● What you are asked to do: Search the records below for the word "Widget", then return every line where it appears.

---------- Entries shown ----------

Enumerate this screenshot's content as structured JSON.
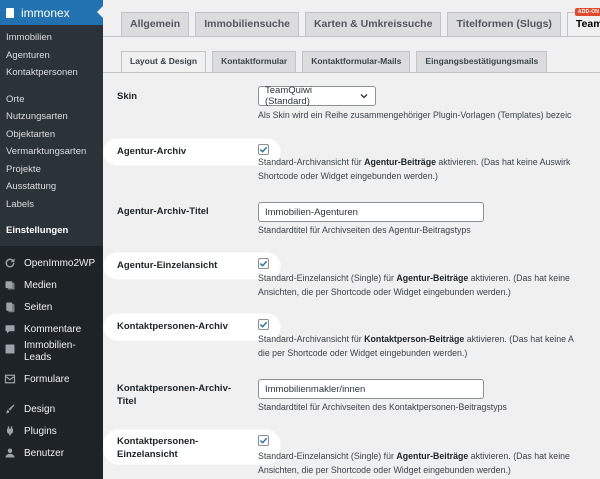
{
  "sidebar": {
    "title": "immonex",
    "submenu": [
      "Immobilien",
      "Agenturen",
      "Kontaktpersonen"
    ],
    "submenu2": [
      "Orte",
      "Nutzungsarten",
      "Objektarten",
      "Vermarktungsarten",
      "Projekte",
      "Ausstattung",
      "Labels"
    ],
    "current": "Einstellungen",
    "menu": [
      {
        "label": "OpenImmo2WP",
        "icon": "refresh-icon"
      },
      {
        "label": "Medien",
        "icon": "media-icon"
      },
      {
        "label": "Seiten",
        "icon": "pages-icon"
      },
      {
        "label": "Kommentare",
        "icon": "comments-icon"
      },
      {
        "label": "Immobilien-\nLeads",
        "icon": "leads-icon"
      },
      {
        "label": "Formulare",
        "icon": "forms-icon"
      },
      {
        "label": "Design",
        "icon": "brush-icon"
      },
      {
        "label": "Plugins",
        "icon": "plugin-icon"
      },
      {
        "label": "Benutzer",
        "icon": "user-icon"
      }
    ]
  },
  "tabs_primary": [
    "Allgemein",
    "Immobiliensuche",
    "Karten & Umkreissuche",
    "Titelformen (Slugs)",
    "Team"
  ],
  "tabs_primary_active": "Team",
  "addon_badge": "ADD-ON",
  "tabs_secondary": [
    "Layout & Design",
    "Kontaktformular",
    "Kontaktformular-Mails",
    "Eingangsbestätigungsmails"
  ],
  "tabs_secondary_active": "Layout & Design",
  "settings": {
    "skin_label": "Skin",
    "skin_value": "TeamQuiwi (Standard)",
    "skin_desc": "Als Skin wird ein Reihe zusammengehöriger Plugin-Vorlagen (Templates) bezeic",
    "archive_label": "Agentur-Archiv",
    "archive_desc1_a": "Standard-Archivansicht für ",
    "archive_desc1_b": "Agentur-Beiträge",
    "archive_desc1_c": " aktivieren. (Das hat keine Auswirk",
    "archive_desc2": "Shortcode oder Widget eingebunden werden.)",
    "archive_title_label": "Agentur-Archiv-Titel",
    "archive_title_value": "Immobilien-Agenturen",
    "archive_title_desc": "Standardtitel für Archivseiten des Agentur-Beitragstyps",
    "single_label": "Agentur-Einzelansicht",
    "single_desc1_a": "Standard-Einzelansicht (Single) für ",
    "single_desc1_b": "Agentur-Beiträge",
    "single_desc1_c": " aktivieren. (Das hat keine",
    "single_desc2": "Ansichten, die per Shortcode oder Widget eingebunden werden.)",
    "contact_archive_label": "Kontaktpersonen-Archiv",
    "contact_archive_desc1_a": "Standard-Archivansicht für ",
    "contact_archive_desc1_b": "Kontaktperson-Beiträge",
    "contact_archive_desc1_c": " aktivieren. (Das hat keine A",
    "contact_archive_desc2": "die per Shortcode oder Widget eingebunden werden.)",
    "contact_title_label_1": "Kontaktpersonen-Archiv-",
    "contact_title_label_2": "Titel",
    "contact_title_value": "Immobilienmakler/innen",
    "contact_title_desc": "Standardtitel für Archivseiten des Kontaktpersonen-Beitragstyps",
    "contact_single_label_1": "Kontaktpersonen-",
    "contact_single_label_2": "Einzelansicht",
    "contact_single_desc1_a": "Standard-Einzelansicht (Single) für ",
    "contact_single_desc1_b": "Agentur-Beiträge",
    "contact_single_desc1_c": " aktivieren. (Das hat keine",
    "contact_single_desc2": "Ansichten, die per Shortcode oder Widget eingebunden werden.)"
  },
  "colors": {
    "sidebar": "#1d2327",
    "accent": "#2271b1",
    "badge": "#e04b2e",
    "checkbox": "#2271b1"
  }
}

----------

● Result of the exercise:
    "archive_desc2": "Shortcode oder Widget eingebunden werden.)",
    "single_desc2": "Ansichten, die per Shortcode oder Widget eingebunden werden.)",
    "contact_archive_desc2": "die per Shortcode oder Widget eingebunden werden.)",
    "contact_single_desc2": "Ansichten, die per Shortcode oder Widget eingebunden werden.)"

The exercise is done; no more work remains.